■ Exercise details
Lines in the records below that contain the word "true" must each be copied.

■ Items listed in a dataset
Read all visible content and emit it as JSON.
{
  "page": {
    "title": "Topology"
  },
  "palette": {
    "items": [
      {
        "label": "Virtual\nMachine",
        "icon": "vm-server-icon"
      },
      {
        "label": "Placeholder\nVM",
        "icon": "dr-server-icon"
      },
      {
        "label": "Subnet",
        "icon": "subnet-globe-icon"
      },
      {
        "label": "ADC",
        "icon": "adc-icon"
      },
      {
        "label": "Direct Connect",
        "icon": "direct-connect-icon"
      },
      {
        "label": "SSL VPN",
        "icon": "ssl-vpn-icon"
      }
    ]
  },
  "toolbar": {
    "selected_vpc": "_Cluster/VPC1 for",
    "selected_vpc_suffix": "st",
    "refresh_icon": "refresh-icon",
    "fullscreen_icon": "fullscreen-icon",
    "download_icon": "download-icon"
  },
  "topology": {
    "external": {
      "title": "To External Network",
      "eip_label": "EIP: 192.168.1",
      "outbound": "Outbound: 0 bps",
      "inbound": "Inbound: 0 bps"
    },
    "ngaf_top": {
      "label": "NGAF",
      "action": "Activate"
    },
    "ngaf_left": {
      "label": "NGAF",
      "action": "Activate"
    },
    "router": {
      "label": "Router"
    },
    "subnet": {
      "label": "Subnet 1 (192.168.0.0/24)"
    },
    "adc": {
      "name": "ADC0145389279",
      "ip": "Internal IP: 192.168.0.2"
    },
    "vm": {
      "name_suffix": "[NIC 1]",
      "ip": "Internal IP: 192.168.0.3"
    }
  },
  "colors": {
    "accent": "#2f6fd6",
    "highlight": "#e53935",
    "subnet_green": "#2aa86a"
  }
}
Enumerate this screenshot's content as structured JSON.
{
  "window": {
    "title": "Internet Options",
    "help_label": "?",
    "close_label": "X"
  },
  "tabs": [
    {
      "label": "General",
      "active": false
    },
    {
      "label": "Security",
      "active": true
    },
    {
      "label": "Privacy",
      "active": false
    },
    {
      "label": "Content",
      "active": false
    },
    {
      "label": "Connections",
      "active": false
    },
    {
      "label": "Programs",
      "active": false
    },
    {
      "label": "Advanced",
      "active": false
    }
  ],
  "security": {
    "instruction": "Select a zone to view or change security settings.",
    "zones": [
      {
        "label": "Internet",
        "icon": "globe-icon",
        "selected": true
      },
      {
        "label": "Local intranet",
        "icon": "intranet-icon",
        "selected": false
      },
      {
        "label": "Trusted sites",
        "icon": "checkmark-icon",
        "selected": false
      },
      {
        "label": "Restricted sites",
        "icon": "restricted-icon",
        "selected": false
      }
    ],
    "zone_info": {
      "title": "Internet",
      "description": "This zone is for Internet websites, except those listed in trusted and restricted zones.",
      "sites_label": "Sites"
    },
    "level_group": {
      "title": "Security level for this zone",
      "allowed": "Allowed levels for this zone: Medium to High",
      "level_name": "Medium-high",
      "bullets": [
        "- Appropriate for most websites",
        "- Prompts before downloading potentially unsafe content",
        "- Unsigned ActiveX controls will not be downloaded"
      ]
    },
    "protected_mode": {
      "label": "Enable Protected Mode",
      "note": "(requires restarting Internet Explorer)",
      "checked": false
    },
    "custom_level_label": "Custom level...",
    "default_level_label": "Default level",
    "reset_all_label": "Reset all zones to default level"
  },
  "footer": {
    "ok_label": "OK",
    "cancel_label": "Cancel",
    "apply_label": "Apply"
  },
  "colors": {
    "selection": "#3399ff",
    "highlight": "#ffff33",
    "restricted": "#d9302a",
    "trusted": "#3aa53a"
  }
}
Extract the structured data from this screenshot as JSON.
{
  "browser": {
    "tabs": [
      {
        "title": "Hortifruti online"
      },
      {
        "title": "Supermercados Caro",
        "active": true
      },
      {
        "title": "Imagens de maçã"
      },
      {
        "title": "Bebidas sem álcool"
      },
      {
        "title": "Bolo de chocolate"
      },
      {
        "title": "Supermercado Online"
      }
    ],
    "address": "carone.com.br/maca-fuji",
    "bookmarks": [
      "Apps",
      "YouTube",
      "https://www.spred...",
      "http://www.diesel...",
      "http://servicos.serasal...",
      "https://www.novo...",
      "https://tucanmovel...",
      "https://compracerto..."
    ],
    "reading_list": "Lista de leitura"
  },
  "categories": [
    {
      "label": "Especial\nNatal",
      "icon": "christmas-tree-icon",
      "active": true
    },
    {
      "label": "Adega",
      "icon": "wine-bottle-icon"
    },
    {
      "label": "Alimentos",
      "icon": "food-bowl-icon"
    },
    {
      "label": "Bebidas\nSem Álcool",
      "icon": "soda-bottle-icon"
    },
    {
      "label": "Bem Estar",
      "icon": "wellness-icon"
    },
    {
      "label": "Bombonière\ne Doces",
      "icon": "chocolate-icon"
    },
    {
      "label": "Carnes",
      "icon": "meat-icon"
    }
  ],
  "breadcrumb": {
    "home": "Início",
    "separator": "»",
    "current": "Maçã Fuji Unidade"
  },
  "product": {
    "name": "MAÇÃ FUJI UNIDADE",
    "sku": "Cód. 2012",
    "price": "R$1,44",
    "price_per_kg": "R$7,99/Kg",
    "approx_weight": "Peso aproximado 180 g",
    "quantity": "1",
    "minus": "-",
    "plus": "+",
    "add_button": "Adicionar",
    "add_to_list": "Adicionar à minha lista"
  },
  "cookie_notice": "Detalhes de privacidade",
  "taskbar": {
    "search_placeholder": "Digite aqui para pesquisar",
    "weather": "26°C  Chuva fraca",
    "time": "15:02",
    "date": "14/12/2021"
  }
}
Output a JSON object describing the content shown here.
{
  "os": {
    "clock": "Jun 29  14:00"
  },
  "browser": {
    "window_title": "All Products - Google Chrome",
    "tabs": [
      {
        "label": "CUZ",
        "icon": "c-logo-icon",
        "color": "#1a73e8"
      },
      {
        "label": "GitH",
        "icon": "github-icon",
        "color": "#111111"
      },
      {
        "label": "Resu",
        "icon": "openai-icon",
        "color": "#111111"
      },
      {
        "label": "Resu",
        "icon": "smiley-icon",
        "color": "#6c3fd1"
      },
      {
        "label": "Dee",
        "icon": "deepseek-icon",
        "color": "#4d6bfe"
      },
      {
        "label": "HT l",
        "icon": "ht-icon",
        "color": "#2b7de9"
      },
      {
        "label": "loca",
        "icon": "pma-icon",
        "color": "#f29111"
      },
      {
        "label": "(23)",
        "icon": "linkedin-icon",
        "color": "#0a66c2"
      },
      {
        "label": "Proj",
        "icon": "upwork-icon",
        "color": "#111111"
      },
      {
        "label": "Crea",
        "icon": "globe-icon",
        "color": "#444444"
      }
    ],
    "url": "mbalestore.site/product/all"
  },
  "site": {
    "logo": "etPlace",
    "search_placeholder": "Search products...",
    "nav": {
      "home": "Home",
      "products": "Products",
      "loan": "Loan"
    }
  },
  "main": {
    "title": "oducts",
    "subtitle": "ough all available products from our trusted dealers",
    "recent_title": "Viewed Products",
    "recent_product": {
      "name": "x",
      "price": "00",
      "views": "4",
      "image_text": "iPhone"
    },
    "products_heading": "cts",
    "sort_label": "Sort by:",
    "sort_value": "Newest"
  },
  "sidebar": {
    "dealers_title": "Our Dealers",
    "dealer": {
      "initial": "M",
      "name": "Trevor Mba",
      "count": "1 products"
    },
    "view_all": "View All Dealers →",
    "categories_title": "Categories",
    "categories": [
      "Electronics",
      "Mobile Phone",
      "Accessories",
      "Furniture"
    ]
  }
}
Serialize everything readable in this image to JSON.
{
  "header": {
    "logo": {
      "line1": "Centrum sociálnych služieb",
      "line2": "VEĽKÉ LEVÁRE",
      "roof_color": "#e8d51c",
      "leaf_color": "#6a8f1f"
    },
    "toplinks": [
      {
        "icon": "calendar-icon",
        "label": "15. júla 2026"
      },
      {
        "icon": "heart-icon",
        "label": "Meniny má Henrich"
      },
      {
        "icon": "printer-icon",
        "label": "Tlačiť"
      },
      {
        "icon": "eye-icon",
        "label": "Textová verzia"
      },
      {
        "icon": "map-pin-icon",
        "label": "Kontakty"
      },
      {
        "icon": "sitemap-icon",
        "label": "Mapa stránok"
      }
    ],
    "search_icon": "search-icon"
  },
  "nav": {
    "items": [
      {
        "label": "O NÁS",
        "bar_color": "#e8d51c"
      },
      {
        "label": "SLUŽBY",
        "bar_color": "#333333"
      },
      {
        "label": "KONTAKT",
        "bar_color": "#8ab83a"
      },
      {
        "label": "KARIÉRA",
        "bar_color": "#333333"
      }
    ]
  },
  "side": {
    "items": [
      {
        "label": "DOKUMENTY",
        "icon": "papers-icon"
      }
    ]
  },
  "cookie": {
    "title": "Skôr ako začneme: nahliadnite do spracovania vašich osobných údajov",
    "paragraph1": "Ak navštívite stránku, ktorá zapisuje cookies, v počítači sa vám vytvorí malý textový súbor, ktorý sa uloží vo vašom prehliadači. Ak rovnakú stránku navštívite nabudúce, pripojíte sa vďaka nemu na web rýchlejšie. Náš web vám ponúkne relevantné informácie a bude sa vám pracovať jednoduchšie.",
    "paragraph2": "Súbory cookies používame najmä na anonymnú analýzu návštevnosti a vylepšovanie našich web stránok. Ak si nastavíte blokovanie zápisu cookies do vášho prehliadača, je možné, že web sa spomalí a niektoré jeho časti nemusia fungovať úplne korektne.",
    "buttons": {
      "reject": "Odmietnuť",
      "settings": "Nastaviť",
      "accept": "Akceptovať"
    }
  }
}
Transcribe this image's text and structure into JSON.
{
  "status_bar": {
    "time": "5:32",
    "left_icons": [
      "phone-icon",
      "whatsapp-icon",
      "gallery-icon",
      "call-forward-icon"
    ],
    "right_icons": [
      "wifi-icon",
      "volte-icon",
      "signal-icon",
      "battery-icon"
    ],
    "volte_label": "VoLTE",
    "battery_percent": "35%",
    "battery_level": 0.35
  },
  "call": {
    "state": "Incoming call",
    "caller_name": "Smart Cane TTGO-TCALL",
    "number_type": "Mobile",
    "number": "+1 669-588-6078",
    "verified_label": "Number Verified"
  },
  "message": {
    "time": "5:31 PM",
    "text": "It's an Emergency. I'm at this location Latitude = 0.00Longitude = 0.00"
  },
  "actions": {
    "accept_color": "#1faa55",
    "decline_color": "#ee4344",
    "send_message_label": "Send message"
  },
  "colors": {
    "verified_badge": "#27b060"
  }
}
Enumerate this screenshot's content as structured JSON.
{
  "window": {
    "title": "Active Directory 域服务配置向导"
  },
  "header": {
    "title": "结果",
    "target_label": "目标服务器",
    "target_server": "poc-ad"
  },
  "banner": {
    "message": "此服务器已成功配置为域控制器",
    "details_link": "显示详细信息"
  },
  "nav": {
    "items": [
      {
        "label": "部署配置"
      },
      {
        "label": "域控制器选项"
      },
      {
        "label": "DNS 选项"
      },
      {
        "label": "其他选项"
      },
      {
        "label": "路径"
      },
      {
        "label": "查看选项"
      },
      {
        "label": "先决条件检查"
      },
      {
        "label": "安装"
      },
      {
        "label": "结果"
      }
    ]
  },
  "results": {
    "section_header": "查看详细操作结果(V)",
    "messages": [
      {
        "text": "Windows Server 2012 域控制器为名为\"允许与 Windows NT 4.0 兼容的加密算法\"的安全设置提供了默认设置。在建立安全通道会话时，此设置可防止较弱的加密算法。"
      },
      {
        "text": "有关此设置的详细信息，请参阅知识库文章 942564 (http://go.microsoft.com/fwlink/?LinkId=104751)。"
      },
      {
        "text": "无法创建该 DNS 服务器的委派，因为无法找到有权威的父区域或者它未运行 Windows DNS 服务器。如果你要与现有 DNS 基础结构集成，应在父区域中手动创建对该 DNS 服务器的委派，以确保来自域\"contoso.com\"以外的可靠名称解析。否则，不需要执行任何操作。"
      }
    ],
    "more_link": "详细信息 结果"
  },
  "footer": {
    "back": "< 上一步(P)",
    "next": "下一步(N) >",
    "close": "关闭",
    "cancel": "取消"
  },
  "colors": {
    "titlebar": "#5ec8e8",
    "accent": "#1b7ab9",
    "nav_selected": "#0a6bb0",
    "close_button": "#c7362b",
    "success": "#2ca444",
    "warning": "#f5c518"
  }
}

■ Exercise output
      "active": true
        "selected": true
        "active": true
      "active": true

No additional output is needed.